*Work instructions*. Your answer must be the full set of records, copied exactly, with no pictures in it.

*Data to process*.
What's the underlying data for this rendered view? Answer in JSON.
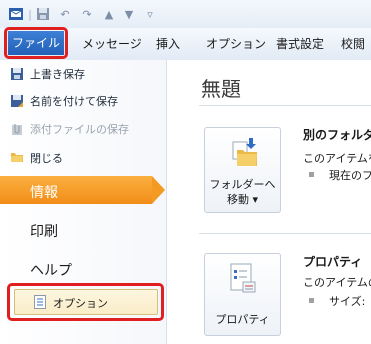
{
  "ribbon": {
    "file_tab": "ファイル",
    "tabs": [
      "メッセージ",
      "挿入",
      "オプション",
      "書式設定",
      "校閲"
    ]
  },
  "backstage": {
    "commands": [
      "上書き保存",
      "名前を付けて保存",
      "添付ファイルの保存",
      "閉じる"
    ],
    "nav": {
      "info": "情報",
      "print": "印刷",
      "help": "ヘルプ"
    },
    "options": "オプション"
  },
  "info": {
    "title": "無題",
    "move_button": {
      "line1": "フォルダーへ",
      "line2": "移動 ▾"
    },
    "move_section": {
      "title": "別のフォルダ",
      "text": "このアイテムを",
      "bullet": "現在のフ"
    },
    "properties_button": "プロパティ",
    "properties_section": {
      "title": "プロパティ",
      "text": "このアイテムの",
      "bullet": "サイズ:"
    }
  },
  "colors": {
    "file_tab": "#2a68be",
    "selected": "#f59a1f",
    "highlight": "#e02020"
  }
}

*Expected answer*.
What's the underlying data for this rendered view? Answer in JSON.
{
  "ribbon": {
    "file_tab": "ファイル",
    "tabs": [
      "メッセージ",
      "挿入",
      "オプション",
      "書式設定",
      "校閲"
    ]
  },
  "backstage": {
    "commands": [
      "上書き保存",
      "名前を付けて保存",
      "添付ファイルの保存",
      "閉じる"
    ],
    "nav": {
      "info": "情報",
      "print": "印刷",
      "help": "ヘルプ"
    },
    "options": "オプション"
  },
  "info": {
    "title": "無題",
    "move_button": {
      "line1": "フォルダーへ",
      "line2": "移動 ▾"
    },
    "move_section": {
      "title": "別のフォルダ",
      "text": "このアイテムを",
      "bullet": "現在のフ"
    },
    "properties_button": "プロパティ",
    "properties_section": {
      "title": "プロパティ",
      "text": "このアイテムの",
      "bullet": "サイズ:"
    }
  },
  "colors": {
    "file_tab": "#2a68be",
    "selected": "#f59a1f",
    "highlight": "#e02020"
  }
}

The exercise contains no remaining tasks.